I think Dean has been so impressive to be able to do that, and maintain a personal and purposeful direction, when all of this other stuff has been going around. He has been so great to us, and it really means when people like him or Sonic Boom let us know that they like what we are doing, we deeply appreciate it, especially because these are people that we have long admired.
Water as a metaphor keeps cropping up in Brad’s lyrics, I wonder if in some ways that is because you are all living in such a big city, and nature takes on a more abstract form?
Certainly! I think living in such a large city means I have a very different relationship to nature, it becomes more abstract and distant than if I were living somewhere more rural, where it would be a tangible, more everyday thing. So living in a big city, I think nature can take on this metaphorical and mythical quality.
New York itself has become a kind of metaphor and mythical as well, especially for musicians, do you feel that quite keenly?
Definitely. I moved here in 1997, so in some respects it is what I am used to in terms of living, but it is also an ever-changing city. I think we are all somewhat less inclined to go out and be midnight revellers [laughs] but it definitely plays a part in what we do, I don’t know how necessarily thought out it is as much as us not being able to help it shape our music. There is a certain urban quality that runs through New York, and its history has always played with that, for example a certain kind of drone music has come from that, and there have been outgrowths of other kinds of music from that. With us, its influence is not necessarily planned, but you somehow find yourself usurping these things that are already there, specific sounds in New York that you hear in your daily life.
That’s interesting, because it is an unconscious thing, and I remember reading that a lot of Brad’s lyrics come from his dreams, and that one of the verses of ‘Through the Floor’ actually came from something he woke up saying.
I think for Brad a lot of the lyrics come for dreams, he is very conscious of the unconscious [laughs]. A lot of lyrics on this new record comes from dreams, he logs them down and gets songs from them, it is a fairly potent thing. It is probably a literal lyrical thing more than musical content, though.

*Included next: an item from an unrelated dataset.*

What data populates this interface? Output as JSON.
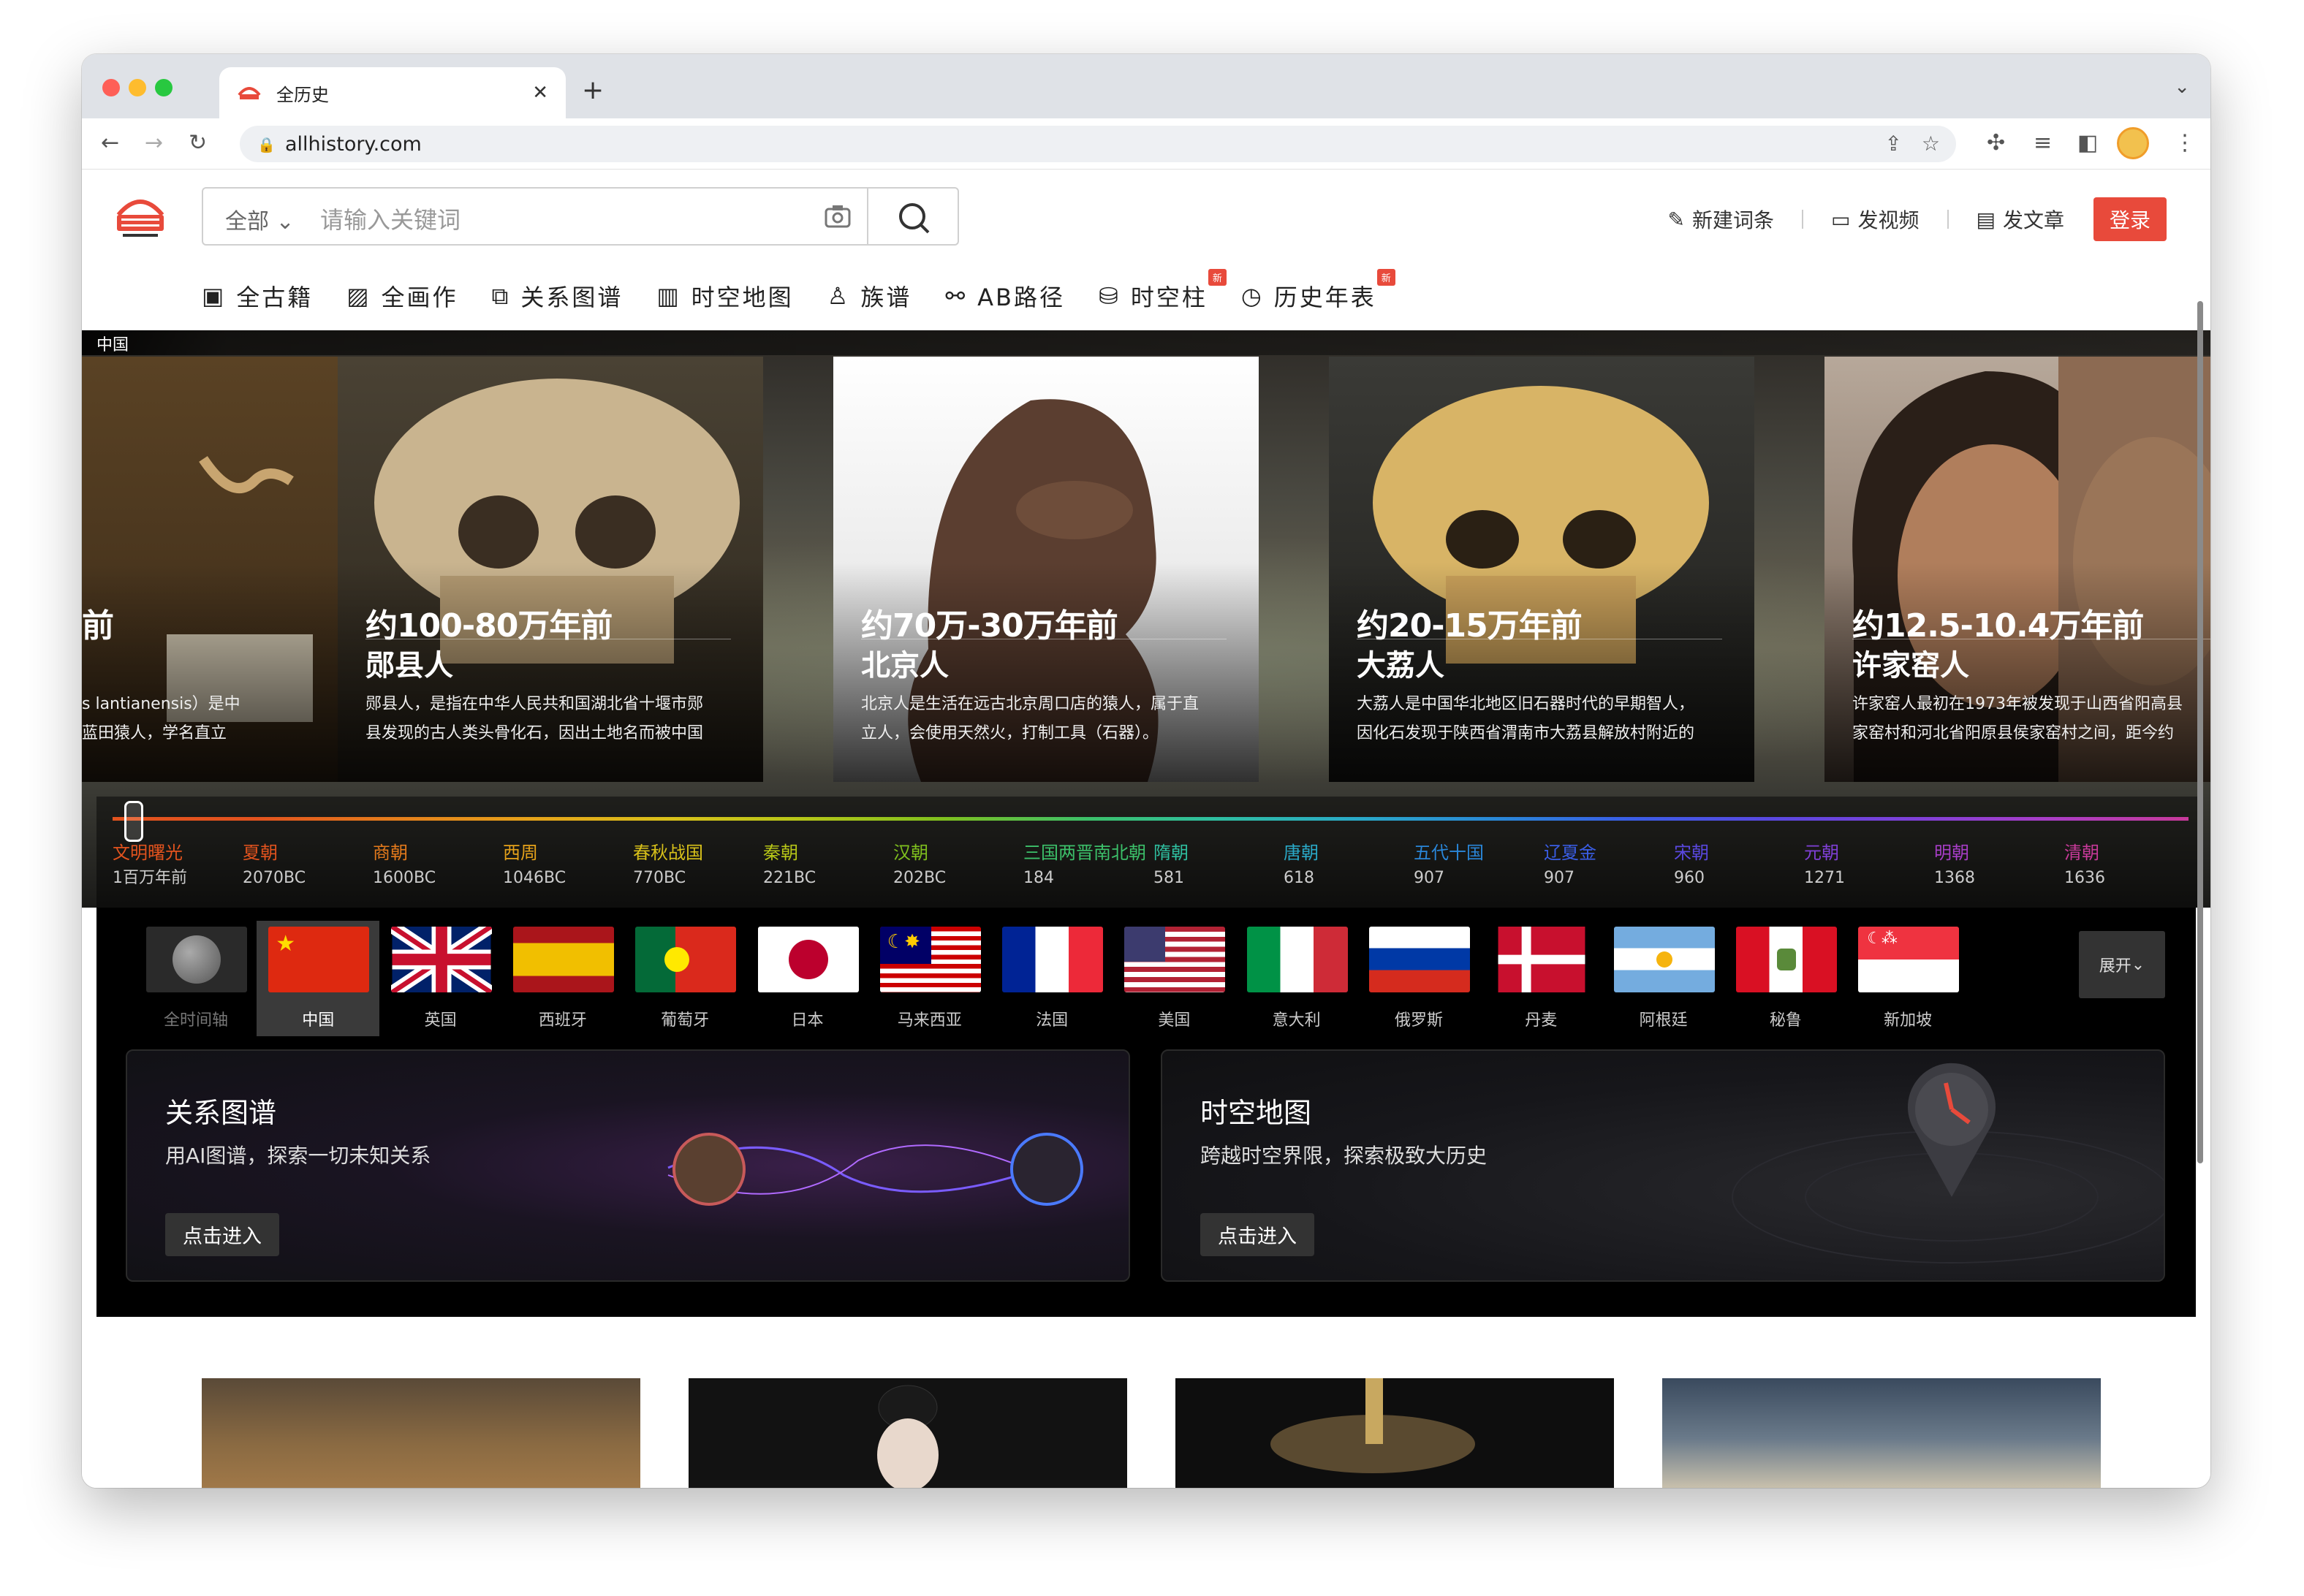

The musical content is so layered, it has a kind of swirling, all-conquering effect.
Thank you, that is something that we have tried to attain. A lot of the songs are mainly within cohesive pop song structures, but within that again there is a relationship to a more abstract sound that works on a less literal, conscious level. It is one thing we try to do – have that dialogue, and then eliminate both sides from a different perspective again.
Is that tricky to navigate live?
We do some rehearsing, but not a lot. Some songs are a bit difficult. There are a few different ways these things can go – some of the songs we have been playing live for a couple of years, and when we went to record them we switched some things around to make them more interesting for the recorded version, but then there were some songs that weren’t fully formed at all,but when we recorded them they took shape, so we had to learn how to play those songs live more than the others. The new record really has a mixture of both kinds of sets of songs, so there is no one real answer! Though through playing a lot this summer I think we are comfortable playing them now, at least I hope so [laughs].
- Stream their new Radiant Door EP here
- Read more about their Dublin show taking place in the Grand Social on Friday 4th November